However in 2019, Preacher Moss faced the hard facts - the great American narrative of Muslim Americans consistently leaves out stories of Black Muslims and the art the compels their very existence. “They either embrace Malcolm after Hajj (read: after leaving the Nation of Islam) or pick it up rejecting Louis Farrakhan in today's terms,” he says. The pathways for a “Preacher Moss” in today’s marketplace are few and far between. These are simply the facts.
Understanding these facts, Preacher Moss has to embrace the hard realism that authenticity for most intensive purposes lays between the parameters of current anti-Muslim racism or anti-immigrant racism. This is where dominant culture seeks to see Black Muslim identity and authenticity express itself. What is the solution?

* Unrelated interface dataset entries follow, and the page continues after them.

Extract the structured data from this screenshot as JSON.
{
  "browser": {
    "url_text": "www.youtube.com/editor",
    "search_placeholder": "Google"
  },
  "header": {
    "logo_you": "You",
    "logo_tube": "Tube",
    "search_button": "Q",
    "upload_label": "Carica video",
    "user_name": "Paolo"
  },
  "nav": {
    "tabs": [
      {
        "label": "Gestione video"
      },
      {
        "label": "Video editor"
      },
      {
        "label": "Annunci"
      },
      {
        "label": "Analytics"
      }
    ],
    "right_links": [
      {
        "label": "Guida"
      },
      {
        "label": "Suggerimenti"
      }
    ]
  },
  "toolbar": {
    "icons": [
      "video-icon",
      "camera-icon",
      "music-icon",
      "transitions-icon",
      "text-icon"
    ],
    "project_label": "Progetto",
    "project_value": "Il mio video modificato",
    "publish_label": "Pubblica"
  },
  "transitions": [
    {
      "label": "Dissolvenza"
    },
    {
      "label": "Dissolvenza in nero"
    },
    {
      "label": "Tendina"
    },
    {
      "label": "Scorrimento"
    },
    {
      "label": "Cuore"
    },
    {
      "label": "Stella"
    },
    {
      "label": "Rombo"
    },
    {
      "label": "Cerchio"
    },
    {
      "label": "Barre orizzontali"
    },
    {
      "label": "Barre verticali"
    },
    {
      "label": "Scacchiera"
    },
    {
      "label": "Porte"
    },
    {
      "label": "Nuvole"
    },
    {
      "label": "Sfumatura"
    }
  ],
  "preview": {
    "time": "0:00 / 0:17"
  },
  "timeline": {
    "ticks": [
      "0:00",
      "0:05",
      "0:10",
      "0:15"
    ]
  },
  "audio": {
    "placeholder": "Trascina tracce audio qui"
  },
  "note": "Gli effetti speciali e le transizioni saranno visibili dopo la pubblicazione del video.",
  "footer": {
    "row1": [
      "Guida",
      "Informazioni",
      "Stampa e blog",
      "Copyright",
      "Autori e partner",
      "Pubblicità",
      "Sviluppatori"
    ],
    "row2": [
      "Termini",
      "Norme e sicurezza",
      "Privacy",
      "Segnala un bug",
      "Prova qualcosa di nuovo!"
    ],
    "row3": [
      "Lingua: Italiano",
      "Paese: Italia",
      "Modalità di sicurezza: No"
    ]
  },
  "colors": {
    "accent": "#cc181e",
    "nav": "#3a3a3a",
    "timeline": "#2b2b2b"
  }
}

The answer is that you go back to your roots, your history, and your voice, and teach. Preacher Moss embraces the idea of the “unconventional” and takes it to dimensions never thought before. Inspired by tradition of jazz great, John Coltrane, and his epic musical work, “Love Supreme,” Preacher Moss reclaims, and carves out a new space for not just Black Muslim identity, and narrative. He carves it out for everyone. In a one-in-a-lifetime presentation, Preacher Moss takes you the intersection of indigenous narratives of jazz, comedy, and spirituality in his comedy opus, “Love Supreme: An Anatomy of Gratitude.”